Those who get involved - those who participate - those who raise their voices - risk persecution. But they’re also the people, with the Holy Spirit’s help, who make the world different.
Jesus was clear. Following him is risky business. But the blessings outweigh the risk.
And ultimately... that’s what the Christian life amounts to... at its most basic level... it’s accepting God’s blessings. Accepting God’s love... grace... salvation. It’s all a gift. It’s all blessing.
The Beatitudes are a tremendous personal challenge for each of us... as they remind us that Christ calls us to “live right-side-up, in and upside-down world.”
He calls us to living life in the knowledge that we may be in this world, but we’re not of it! And as God’s Children, no matter what this life throws at us... we simply cannot escape God’s blessings!
Let’s take a chance on God’s blessings. Let’s stick our necks out for Christ’s sake - and for the sake of others.
Living for Christ may cause some discomfort - and could, possibly, lead to our persecution. But it always, always... leads to God’s blessings... which outweigh it all.
“Blessed are the poor in spirit,

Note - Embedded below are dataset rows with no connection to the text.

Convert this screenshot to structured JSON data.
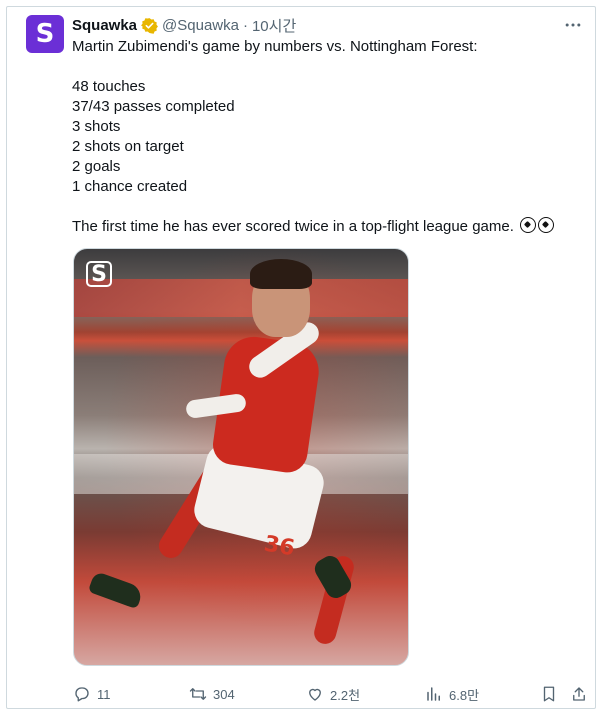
{
  "author": {
    "name": "Squawka",
    "handle": "@Squawka",
    "separator": "·",
    "time": "10시간",
    "avatar_glyph": "S",
    "avatar_color": "#6b2fd6",
    "verified_color": "#e8b600"
  },
  "tweet": {
    "intro": "Martin Zubimendi's game by numbers vs. Nottingham Forest:",
    "stats": [
      "48 touches",
      "37/43 passes completed",
      "3 shots",
      "2 shots on target",
      "2 goals",
      "1 chance created"
    ],
    "closing": "The first time he has ever scored twice in a top-flight league game.",
    "closing_emoji": [
      "soccer-ball-emoji",
      "soccer-ball-emoji"
    ]
  },
  "media": {
    "watermark_glyph": "S",
    "jersey_number": "36"
  },
  "actions": {
    "replies": "11",
    "retweets": "304",
    "likes": "2.2천",
    "views": "6.8만"
  },
  "colors": {
    "text": "#0f1419",
    "secondary": "#536471",
    "border": "#cfd9de"
  }
}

for theirs is the kingdom of heaven.
Blessed are those who mourn,
for they will be comforted.
Blessed are the meek,
for they will inherit the earth.
Blessed are those who hunger and thirst for righteousness,
for they will be filled.
Blessed are the merciful,
for they will be shown mercy.
Blessed are the pure in heart,
for they will see God.
Blessed are the peacemakers,
for they will be called children of God.
Blessed are those who are persecuted because of righteousness,
for theirs is the kingdom of heaven.
Blessed are you when people insult you, persecute you and falsely say all kinds of evil against you because of me. Rejoice and be glad, because great is your reward in heaven...”